to reach (a target)the bullet found its mark
to provide, esp with difficultywe'll find room for you too
to be able to payI can't find that amount of money
find oneself to realize and accept one's real character; discover one's true vocation
find one's feet to become capable or confident, as in a new job

noun

a person, thing, etc, that is found, esp a valuable or fortunate discovery
Derived Formsfindable, adjective

Word Origin for find

Old English findan; related to Old Norse finna, Gothic finthan, Old High German fintan to find

Collins English Dictionary - Complete & Unabridged 2012 Digital Edition © William Collins Sons & Co. Ltd. 1979, 1986 © HarperCollins Publishers 1998, 2000, 2003, 2005, 2006, 2007, 2009, 2012

Word Origin and History for found
Online Etymology Dictionary, © 2010 Douglas Harper

Idioms and Phrases with found

find

In addition to the idioms beginning with find

  • find fault
  • find it in one's heart
  • find one's bearings
  • find oneself
  • find one's way
  • find out
  • find true north

also see:

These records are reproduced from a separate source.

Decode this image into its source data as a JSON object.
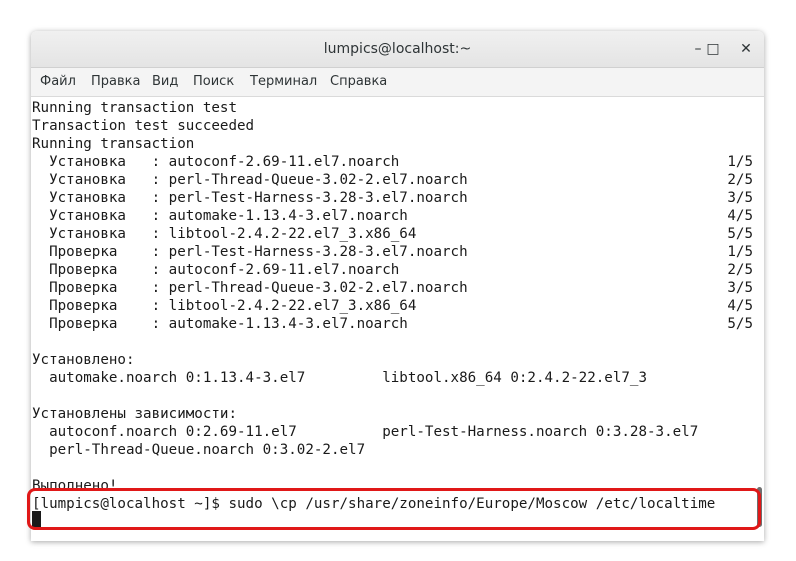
{
  "window": {
    "title": "lumpics@localhost:~",
    "buttons": {
      "minimize": "–",
      "maximize": "□",
      "close": "✕"
    }
  },
  "menu": [
    "Файл",
    "Правка",
    "Вид",
    "Поиск",
    "Терминал",
    "Справка"
  ],
  "terminal": {
    "header_lines": [
      "Running transaction test",
      "Transaction test succeeded",
      "Running transaction"
    ],
    "transaction_rows": [
      {
        "text": "  Установка   : autoconf-2.69-11.el7.noarch",
        "progress": "1/5"
      },
      {
        "text": "  Установка   : perl-Thread-Queue-3.02-2.el7.noarch",
        "progress": "2/5"
      },
      {
        "text": "  Установка   : perl-Test-Harness-3.28-3.el7.noarch",
        "progress": "3/5"
      },
      {
        "text": "  Установка   : automake-1.13.4-3.el7.noarch",
        "progress": "4/5"
      },
      {
        "text": "  Установка   : libtool-2.4.2-22.el7_3.x86_64",
        "progress": "5/5"
      },
      {
        "text": "  Проверка    : perl-Test-Harness-3.28-3.el7.noarch",
        "progress": "1/5"
      },
      {
        "text": "  Проверка    : autoconf-2.69-11.el7.noarch",
        "progress": "2/5"
      },
      {
        "text": "  Проверка    : perl-Thread-Queue-3.02-2.el7.noarch",
        "progress": "3/5"
      },
      {
        "text": "  Проверка    : libtool-2.4.2-22.el7_3.x86_64",
        "progress": "4/5"
      },
      {
        "text": "  Проверка    : automake-1.13.4-3.el7.noarch",
        "progress": "5/5"
      }
    ],
    "installed_heading": "Установлено:",
    "installed_line": "  automake.noarch 0:1.13.4-3.el7         libtool.x86_64 0:2.4.2-22.el7_3",
    "deps_heading": "Установлены зависимости:",
    "deps_line_1": "  autoconf.noarch 0:2.69-11.el7          perl-Test-Harness.noarch 0:3.28-3.el7",
    "deps_line_2": "  perl-Thread-Queue.noarch 0:3.02-2.el7",
    "done": "Выполнено!",
    "prompt_line": "[lumpics@localhost ~]$ sudo \\cp /usr/share/zoneinfo/Europe/Moscow /etc/localtime"
  },
  "colors": {
    "highlight": "#e01818",
    "text": "#1a1a1a",
    "background": "#ffffff"
  }
}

  • hard way (find out the)
The American Heritage® Idioms Dictionary Copyright © 2002, 2001, 1995 by Houghton Mifflin Harcourt Publishing Company. Published by Houghton Mifflin Harcourt Publishing Company.